- Causes Chondr­olabral separa­tion, acetabular chondral delami­nation and labral detachment


Cam: Femoral head becomes non-sp­her­ical, decreased joint space. Can be caused by congenital variations of the femoral neck or disorders of the femoral neck (SCFE, Legg-C­alv­es-­Perth, post traumatic deformity) - More common in young men (20-30 years old)

Pincer: Cartilage overde­vel­opment on acetab­ulu­m/rim, usually on anteri­or-­sup­erior aspect. Usually in hyperm­obile patients, more common in women in their 3rd decade

Combined: Both - most common

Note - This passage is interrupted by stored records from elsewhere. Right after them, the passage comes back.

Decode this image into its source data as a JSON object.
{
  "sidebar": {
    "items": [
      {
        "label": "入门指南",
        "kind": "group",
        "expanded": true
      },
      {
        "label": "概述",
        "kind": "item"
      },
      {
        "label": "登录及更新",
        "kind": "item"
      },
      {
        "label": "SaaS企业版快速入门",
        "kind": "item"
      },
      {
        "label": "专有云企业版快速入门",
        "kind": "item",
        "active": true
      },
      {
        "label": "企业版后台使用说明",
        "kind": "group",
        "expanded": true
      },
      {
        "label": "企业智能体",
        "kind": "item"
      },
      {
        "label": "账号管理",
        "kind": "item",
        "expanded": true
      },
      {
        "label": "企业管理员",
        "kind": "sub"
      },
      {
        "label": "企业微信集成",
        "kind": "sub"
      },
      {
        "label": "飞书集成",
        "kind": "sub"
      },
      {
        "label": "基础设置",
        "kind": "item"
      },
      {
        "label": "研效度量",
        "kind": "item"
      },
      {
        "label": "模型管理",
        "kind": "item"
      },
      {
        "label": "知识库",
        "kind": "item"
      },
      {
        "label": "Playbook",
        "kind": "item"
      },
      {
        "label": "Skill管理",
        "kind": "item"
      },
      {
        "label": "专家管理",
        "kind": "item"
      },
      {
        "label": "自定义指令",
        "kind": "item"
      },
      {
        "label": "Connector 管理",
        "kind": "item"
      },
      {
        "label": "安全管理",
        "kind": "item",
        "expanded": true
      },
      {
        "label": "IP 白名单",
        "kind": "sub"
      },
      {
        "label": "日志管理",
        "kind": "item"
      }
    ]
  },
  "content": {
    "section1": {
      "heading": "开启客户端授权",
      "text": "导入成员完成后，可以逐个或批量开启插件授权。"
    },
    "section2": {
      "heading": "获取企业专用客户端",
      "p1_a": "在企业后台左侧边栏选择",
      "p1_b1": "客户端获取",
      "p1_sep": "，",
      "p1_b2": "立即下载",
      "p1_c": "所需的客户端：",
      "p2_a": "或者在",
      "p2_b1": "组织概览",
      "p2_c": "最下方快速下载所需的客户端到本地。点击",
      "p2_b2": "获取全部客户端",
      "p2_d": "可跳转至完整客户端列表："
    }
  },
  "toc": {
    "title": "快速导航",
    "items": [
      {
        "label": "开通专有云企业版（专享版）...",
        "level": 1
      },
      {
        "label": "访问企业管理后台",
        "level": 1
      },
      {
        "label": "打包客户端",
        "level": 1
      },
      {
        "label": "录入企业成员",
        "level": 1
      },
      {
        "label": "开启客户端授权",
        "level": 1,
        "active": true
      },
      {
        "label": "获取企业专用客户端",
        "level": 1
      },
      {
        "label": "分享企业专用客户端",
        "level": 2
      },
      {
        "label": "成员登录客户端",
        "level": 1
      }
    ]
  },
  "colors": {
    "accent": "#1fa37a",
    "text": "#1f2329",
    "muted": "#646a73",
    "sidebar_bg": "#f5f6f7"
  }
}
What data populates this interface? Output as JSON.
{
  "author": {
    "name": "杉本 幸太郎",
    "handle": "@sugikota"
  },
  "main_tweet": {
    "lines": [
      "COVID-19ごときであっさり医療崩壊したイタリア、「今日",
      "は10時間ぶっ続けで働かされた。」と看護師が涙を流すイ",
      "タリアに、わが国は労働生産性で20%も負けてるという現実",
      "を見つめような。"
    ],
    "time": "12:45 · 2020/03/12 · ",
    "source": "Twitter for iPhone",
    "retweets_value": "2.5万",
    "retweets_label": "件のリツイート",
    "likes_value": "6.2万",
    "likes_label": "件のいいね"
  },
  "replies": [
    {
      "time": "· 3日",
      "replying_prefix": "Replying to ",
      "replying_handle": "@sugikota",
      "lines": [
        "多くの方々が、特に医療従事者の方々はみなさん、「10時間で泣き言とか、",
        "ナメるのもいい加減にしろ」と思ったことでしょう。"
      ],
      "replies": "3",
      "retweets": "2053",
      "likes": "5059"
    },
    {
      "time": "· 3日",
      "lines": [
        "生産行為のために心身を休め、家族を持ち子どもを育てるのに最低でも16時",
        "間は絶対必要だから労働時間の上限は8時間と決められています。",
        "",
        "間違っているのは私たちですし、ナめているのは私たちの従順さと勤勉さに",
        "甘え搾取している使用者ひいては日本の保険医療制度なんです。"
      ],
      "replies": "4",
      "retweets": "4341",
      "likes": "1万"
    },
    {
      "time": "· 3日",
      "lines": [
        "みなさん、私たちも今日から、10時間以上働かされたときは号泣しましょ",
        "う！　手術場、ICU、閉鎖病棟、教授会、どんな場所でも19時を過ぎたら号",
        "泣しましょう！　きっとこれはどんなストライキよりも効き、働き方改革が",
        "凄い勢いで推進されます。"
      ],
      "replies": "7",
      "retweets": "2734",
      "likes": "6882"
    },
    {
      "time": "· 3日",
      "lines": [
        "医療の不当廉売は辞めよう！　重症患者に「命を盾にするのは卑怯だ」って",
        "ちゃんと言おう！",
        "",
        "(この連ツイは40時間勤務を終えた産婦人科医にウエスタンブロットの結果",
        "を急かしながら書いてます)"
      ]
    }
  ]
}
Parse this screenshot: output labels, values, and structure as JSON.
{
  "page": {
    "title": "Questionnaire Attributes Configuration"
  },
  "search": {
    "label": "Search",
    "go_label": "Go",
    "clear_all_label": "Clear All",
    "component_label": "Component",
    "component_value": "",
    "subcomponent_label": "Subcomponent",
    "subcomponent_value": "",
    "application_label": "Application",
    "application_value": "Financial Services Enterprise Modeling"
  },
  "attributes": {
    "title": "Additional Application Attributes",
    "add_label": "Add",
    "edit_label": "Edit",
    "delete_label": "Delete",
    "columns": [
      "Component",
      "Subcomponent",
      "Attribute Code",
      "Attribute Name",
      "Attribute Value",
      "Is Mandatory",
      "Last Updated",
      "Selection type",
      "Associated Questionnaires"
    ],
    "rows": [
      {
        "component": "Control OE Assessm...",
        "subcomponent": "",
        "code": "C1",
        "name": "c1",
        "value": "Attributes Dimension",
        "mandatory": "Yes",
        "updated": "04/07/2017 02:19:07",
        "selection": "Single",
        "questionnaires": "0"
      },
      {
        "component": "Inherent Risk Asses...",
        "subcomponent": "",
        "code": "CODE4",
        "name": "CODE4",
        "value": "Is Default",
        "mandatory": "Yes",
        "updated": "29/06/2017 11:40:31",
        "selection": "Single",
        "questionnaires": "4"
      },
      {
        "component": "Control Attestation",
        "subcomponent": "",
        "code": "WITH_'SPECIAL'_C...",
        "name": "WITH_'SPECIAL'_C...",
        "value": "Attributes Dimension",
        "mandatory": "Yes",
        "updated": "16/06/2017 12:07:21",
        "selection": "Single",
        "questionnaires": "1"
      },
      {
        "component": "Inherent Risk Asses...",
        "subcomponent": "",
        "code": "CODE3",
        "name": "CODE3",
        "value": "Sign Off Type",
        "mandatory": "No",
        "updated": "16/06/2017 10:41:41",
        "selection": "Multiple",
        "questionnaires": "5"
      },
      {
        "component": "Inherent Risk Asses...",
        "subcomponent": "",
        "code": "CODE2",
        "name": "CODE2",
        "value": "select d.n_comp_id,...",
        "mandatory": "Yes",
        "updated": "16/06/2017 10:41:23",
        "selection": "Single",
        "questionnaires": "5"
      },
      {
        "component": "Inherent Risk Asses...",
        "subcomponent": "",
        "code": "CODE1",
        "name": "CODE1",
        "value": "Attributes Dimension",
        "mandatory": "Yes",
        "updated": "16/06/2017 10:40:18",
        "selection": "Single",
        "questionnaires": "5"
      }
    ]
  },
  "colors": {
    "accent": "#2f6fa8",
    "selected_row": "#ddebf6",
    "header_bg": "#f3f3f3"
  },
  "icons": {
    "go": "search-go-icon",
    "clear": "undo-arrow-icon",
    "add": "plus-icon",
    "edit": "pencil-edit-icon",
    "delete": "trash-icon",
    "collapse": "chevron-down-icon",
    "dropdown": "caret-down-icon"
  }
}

- Usually young and physically active
- Symptoms usually unilat­eral, but can be bilateral
- Insidious onset of dull/achy anterior hip/groin pain
- Radiates towards GT/lateral thigh
- Aggravated by prolonged periods of sitting, stair climbing, stressful activity (hip flexio­n/r­ota­tion)
- Limited Hip ROM can have clicki­ng/­popping
- Abnormal hip movement while walkin­g/s­qua­tting
- Hip flexor tightness
- +ve Quadrant test, +ve roll test, +ve FAIR, +ve FABRE
- Pain caused by pincer type is provoked by hip ext + Ext rot


- X-ray showing combined FAI
- Usually needed as clinical evaluation is inadequate
- US for labral tear/ other structures of the hip
- MRI only if surgical interv­ention / elimin­ating non-FAI hip pain


- Labral Tear
- OA
- Lx radicu­lopathy
- Psoas muscle strain
- Adductor tendin­opathy
- Ischio­femoral imping­ement
- AIIS and Subspine Imping­ement
- Iliopsoas impingment
- GT - Pelvic imping­ement
- Hip dysplasia
- Osteon­ecrosis
- Stress f#
- Snapping iliopsoas
- Inguin­al/­femoral hernia
- Tumour
- Infection
- Neoplasm
- Inflam­matory arthro­pathy


- Avoid aggrav­ating activities (usually squats)
- Avoid hip flexio­n/i­nternal rot
- SMT of Lx and SI
- Gentle, passive hip mobili­sat­ion­/di­str­action
- Avoid stretc­hin­g/PROM exercises
- Core and Glut med streng­thening
- Posterior Pelvic tilt exercises
- NSAID use
- Surgery interv­ention is considered if no improv­ement with conser­vative care